The first phase of the redevelopment is now complete, with the power station itself having been transformed into a spectacular events space. The second phase is well underway, with the construction of new office buildings and homes.
Once complete, the Battersea Power Station redevelopment will be a truly world-class destination.
London Bridge Station
The London bridge redevelopment project is a large-scale regeneration project that is currently underway in the London Borough of Southwark.
The aim of the project is to create a new mixed-use neighbourhood around London Bridge Station, which is one of the busiest transport hubs in the UK. The redevelopment will include new office buildings, homes, shops, restaurants, and public spaces.
The project is being delivered by a joint venture between Transport for London and the British property development company, Argent.
High Speed Rail 2 (HSR2) is a proposed high-speed railway line in the United Kingdom connecting London with cities in the North of England and Scotland.
If built, HSR2 would be one of the largest infrastructure projects ever undertaken in the UK. The project is currently in the planning stages, with construction expected to begin in 2026 and the line expected to be operational by 2032.
HSR2 would provide a new, high-capacity north-south rail link in the UK, complementing the existing east-west High Speed 1 (HS1) line.

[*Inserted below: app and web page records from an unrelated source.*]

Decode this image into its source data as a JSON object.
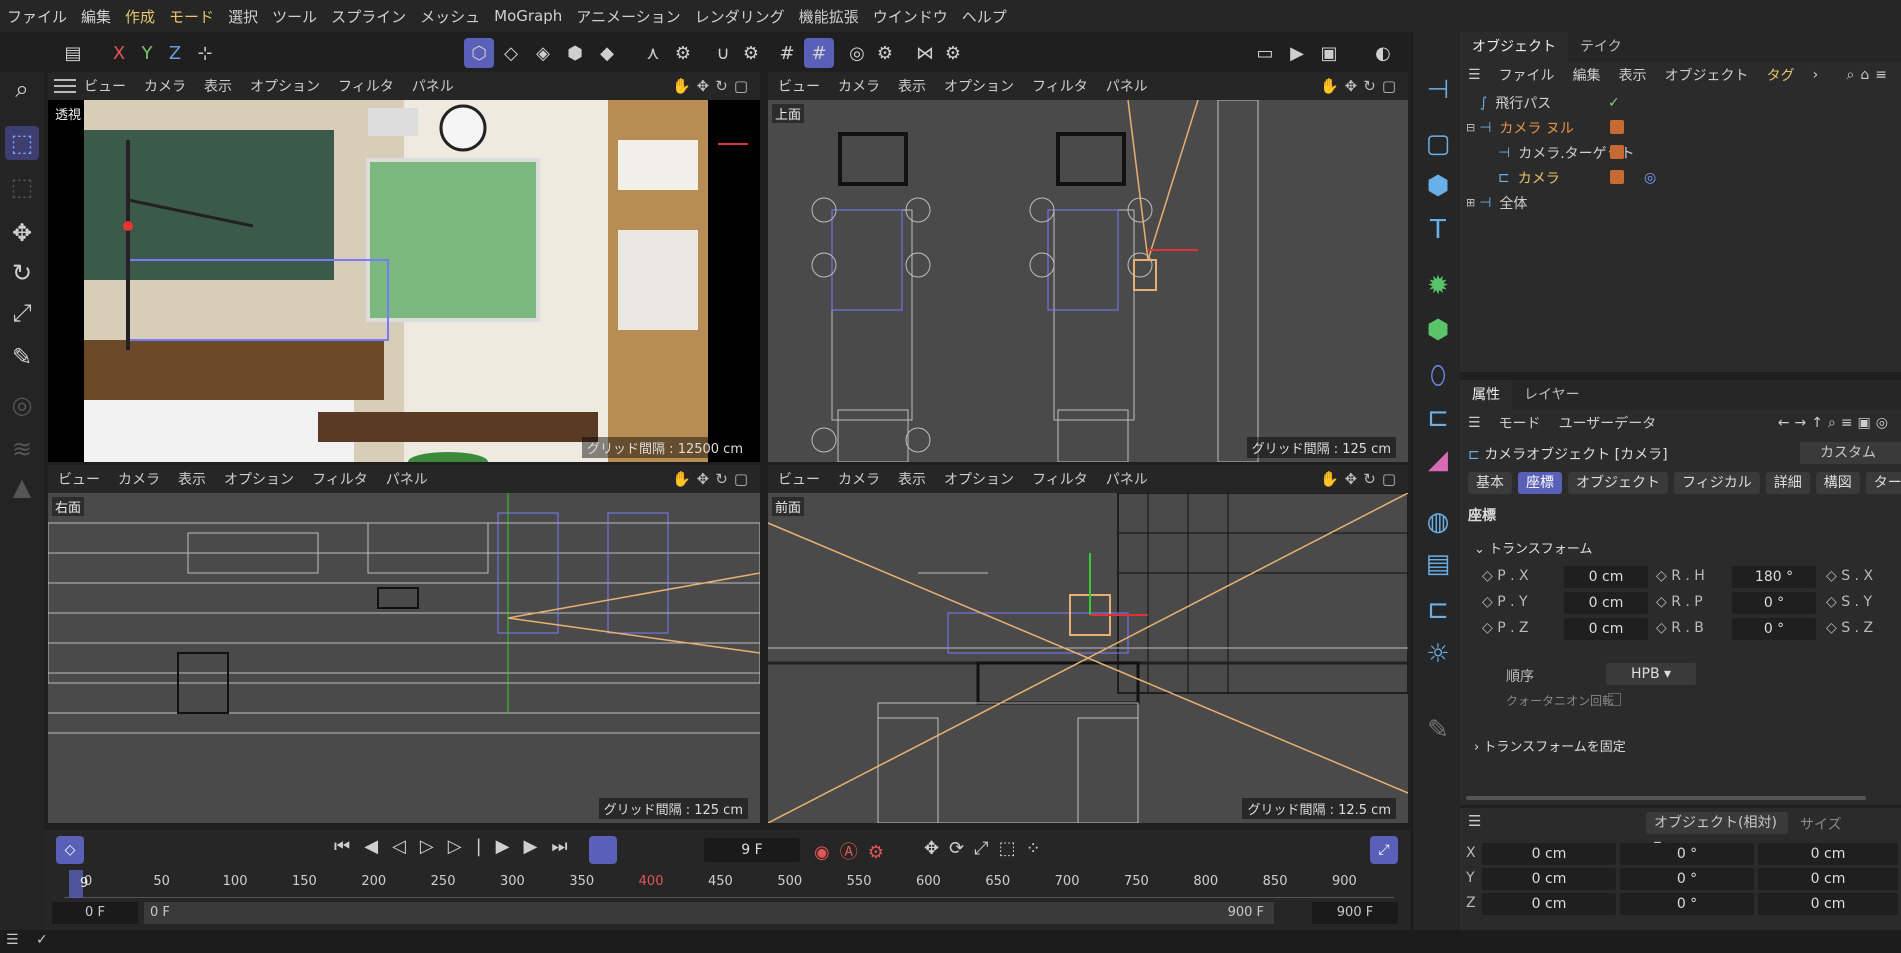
{
  "menu": [
    "ファイル",
    "編集",
    "作成",
    "モード",
    "選択",
    "ツール",
    "スプライン",
    "メッシュ",
    "MoGraph",
    "アニメーション",
    "レンダリング",
    "機能拡張",
    "ウインドウ",
    "ヘルプ"
  ],
  "menu_active": [
    "作成",
    "モード"
  ],
  "toolbar": {
    "x": "X",
    "y": "Y",
    "z": "Z"
  },
  "viewport_menu": [
    "ビュー",
    "カメラ",
    "表示",
    "オプション",
    "フィルタ",
    "パネル"
  ],
  "viewports": [
    {
      "label": "透視",
      "grid": "グリッド間隔 : 12500 cm"
    },
    {
      "label": "上面",
      "grid": "グリッド間隔 : 125 cm"
    },
    {
      "label": "右面",
      "grid": "グリッド間隔 : 125 cm"
    },
    {
      "label": "前面",
      "grid": "グリッド間隔 : 12.5 cm"
    }
  ],
  "timeline": {
    "frame": "9 F",
    "ticks": [
      "0",
      "50",
      "100",
      "150",
      "200",
      "250",
      "300",
      "350",
      "400",
      "450",
      "500",
      "550",
      "600",
      "650",
      "700",
      "750",
      "800",
      "850",
      "900"
    ],
    "current_tick": "9",
    "start": "0 F",
    "range_start": "0 F",
    "range_end": "900 F",
    "end": "900 F"
  },
  "objects": {
    "tabs": [
      "オブジェクト",
      "テイク"
    ],
    "menu": [
      "ファイル",
      "編集",
      "表示",
      "オブジェクト",
      "タグ"
    ],
    "items": [
      {
        "name": "飛行パス",
        "color": "#d0d0d0"
      },
      {
        "name": "カメラ ヌル",
        "color": "#e8934a"
      },
      {
        "name": "カメラ.ターゲット",
        "color": "#d0d0d0"
      },
      {
        "name": "カメラ",
        "color": "#e8c56a"
      },
      {
        "name": "全体",
        "color": "#d0d0d0"
      }
    ]
  },
  "attributes": {
    "tabs": [
      "属性",
      "レイヤー"
    ],
    "menu": [
      "モード",
      "ユーザーデータ"
    ],
    "object_title": "カメラオブジェクト [カメラ]",
    "preset": "カスタム",
    "chips": [
      "基本",
      "座標",
      "オブジェクト",
      "フィジカル",
      "詳細",
      "構図",
      "ターゲット"
    ],
    "active_chip": "座標",
    "section": "座標",
    "group": "トランスフォーム",
    "rows": [
      {
        "p_label": "P . X",
        "p": "0 cm",
        "r_label": "R . H",
        "r": "180 °",
        "s_label": "S . X"
      },
      {
        "p_label": "P . Y",
        "p": "0 cm",
        "r_label": "R . P",
        "r": "0 °",
        "s_label": "S . Y"
      },
      {
        "p_label": "P . Z",
        "p": "0 cm",
        "r_label": "R . B",
        "r": "0 °",
        "s_label": "S . Z"
      }
    ],
    "order_label": "順序",
    "order_value": "HPB",
    "quat_label": "クォータニオン回転",
    "freeze": "トランスフォームを固定"
  },
  "coords": {
    "mode": "オブジェクト(相対)",
    "size_label": "サイズ",
    "rows": [
      {
        "axis": "X",
        "a": "0 cm",
        "b": "0 °",
        "c": "0 cm"
      },
      {
        "axis": "Y",
        "a": "0 cm",
        "b": "0 °",
        "c": "0 cm"
      },
      {
        "axis": "Z",
        "a": "0 cm",
        "b": "0 °",
        "c": "0 cm"
      }
    ]
  },
  "colors": {
    "accent": "#5a5fb8",
    "highlight": "#e8c56a",
    "orange": "#c56a30"
  }
}
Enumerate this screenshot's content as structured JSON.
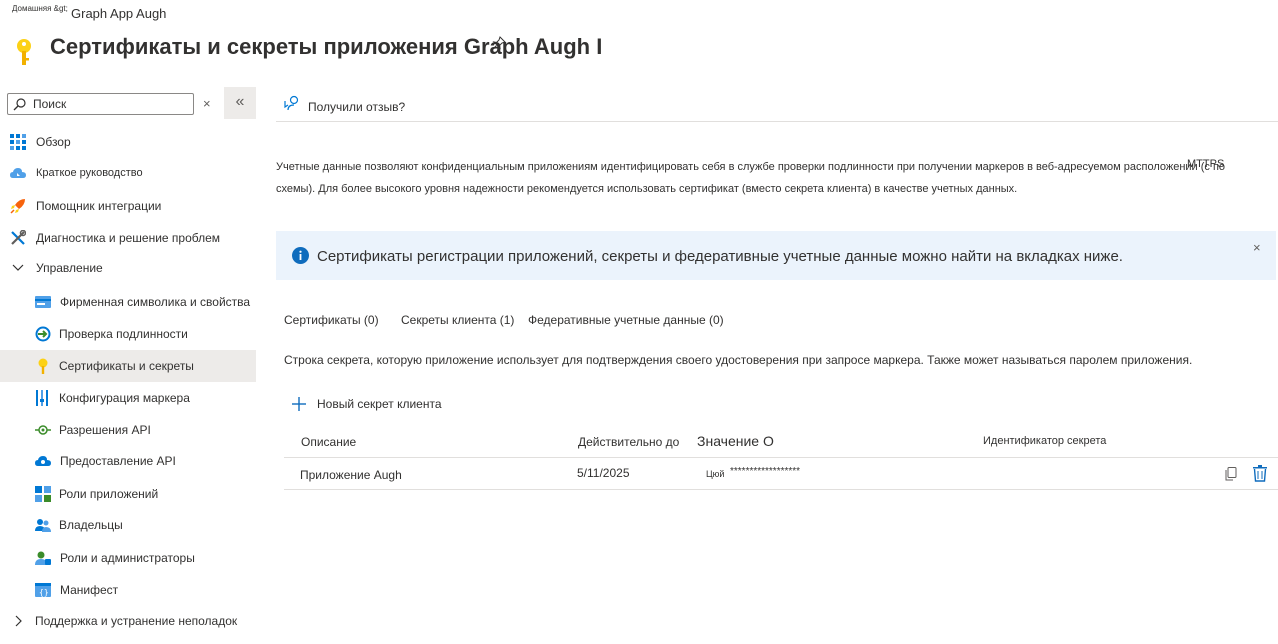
{
  "breadcrumb": {
    "home": "Домашняя &gt;",
    "app": "Graph App Augh"
  },
  "page": {
    "title": "Сертификаты и секреты приложения Graph Augh I"
  },
  "sidebar": {
    "search_placeholder": "Поиск",
    "collapse": "«",
    "clear": "×",
    "items": [
      {
        "label": "Обзор",
        "icon": "overview-grid-icon"
      },
      {
        "label": "Краткое руководство",
        "icon": "cloud-quickstart-icon"
      },
      {
        "label": "Помощник интеграции",
        "icon": "rocket-icon"
      },
      {
        "label": "Диагностика и решение проблем",
        "icon": "tools-icon"
      },
      {
        "label": "Управление",
        "icon": "chevron-down-icon"
      },
      {
        "label": "Фирменная символика и свойства",
        "icon": "branding-card-icon"
      },
      {
        "label": "Проверка подлинности",
        "icon": "authentication-icon"
      },
      {
        "label": "Сертификаты и секреты",
        "icon": "key-icon"
      },
      {
        "label": "Конфигурация маркера",
        "icon": "token-bars-icon"
      },
      {
        "label": "Разрешения API",
        "icon": "api-permissions-icon"
      },
      {
        "label": "Предоставление API",
        "icon": "cloud-api-icon"
      },
      {
        "label": "Роли приложений",
        "icon": "app-roles-icon"
      },
      {
        "label": "Владельцы",
        "icon": "owners-icon"
      },
      {
        "label": "Роли и администраторы",
        "icon": "roles-admins-icon"
      },
      {
        "label": "Манифест",
        "icon": "manifest-icon"
      },
      {
        "label": "Поддержка и устранение неполадок",
        "icon": "chevron-right-icon"
      }
    ]
  },
  "toolbar": {
    "feedback": "Получили отзыв?"
  },
  "description": {
    "line1": "Учетные данные позволяют конфиденциальным приложениям идентифицировать себя в службе проверки подлинности при получении маркеров в веб-адресуемом расположении (с по",
    "line2": "схемы). Для более высокого уровня надежности рекомендуется использовать сертификат (вместо секрета клиента) в качестве учетных данных.",
    "more": "МТТPS"
  },
  "info_bar": {
    "text": "Сертификаты регистрации приложений, секреты и федеративные учетные данные можно найти на вкладках ниже.",
    "close": "×"
  },
  "tabs": [
    {
      "label": "Сертификаты (0)"
    },
    {
      "label": "Секреты клиента (1)"
    },
    {
      "label": "Федеративные учетные данные (0)"
    }
  ],
  "secrets": {
    "description": "Строка секрета, которую приложение использует для подтверждения своего удостоверения при запросе маркера. Также может называться паролем приложения.",
    "new_button": "Новый секрет клиента",
    "columns": {
      "description": "Описание",
      "expires": "Действительно до",
      "value": "Значение О",
      "secret_id": "Идентификатор секрета"
    },
    "rows": [
      {
        "description": "Приложение Augh",
        "expires": "5/11/2025",
        "value_prefix": "Цюй",
        "value": "******************",
        "secret_id": ""
      }
    ]
  },
  "colors": {
    "accent": "#0f6cbd",
    "selected_bg": "#edebe9",
    "info_bg": "#ebf3fc",
    "key": "#fcd116"
  }
}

HSR2 would have the capacity to carry up to 18 trains per hour in each direction – double the capacity of HS1.
The new line would significantly reduce journey times between London and cities in the North of England and Scotland, with journey times from London to Manchester reduced from 2 hours 8 minutes to 1 hour 28 minutes, and journey times from London to Leeds reduced from 2 hours 36 minutes to 1 hour 32 minutes.
The HSR2 project is estimated to cost £56 billion (US$70 billion), making it one of the most expensive infrastructure projects ever proposed in the UK. The project has been controversial, with critics questioning the need for a new high-speed rail line and highlighting the high cost of the project.
However, supporters argue that HSR2 would bring significant economic benefits to the UK, boosting regional economies and improving connectivity between London and the rest of the country.
Cornerstone Projects and major UK construction projects
Major UK construction projects cost a lot of money – and often fall over budget due to delays, disruptions and unforeseen issues.
Here at Cornerstone Projects, we use our tried-and-tested internal processes to carry out utility plans so you can avoid some of those costly challenges later down the line. We might not build nuclear power plants or entire railways – but we do help to avoid expensive damage to underground plants along with the costs following delays and disruptions.
We take the hassle out of the underground utility search process – from electricity cables and gas pipes to water mains and sewers.
Brought in to help take the business to the next level, Jim’s role is to improve lead generation and customer satisfaction from over 3,500 registered clients. Jim loves interacting with potential and existing clients and has a wealth of marketing and sales experience through his previous roles at O2, the RAC and TalkTalk. Jim holds a BA (Hons) Business Studies degree majoring in Marketing. He has also become a regular visitor to the UEFA Champions League final of late 😉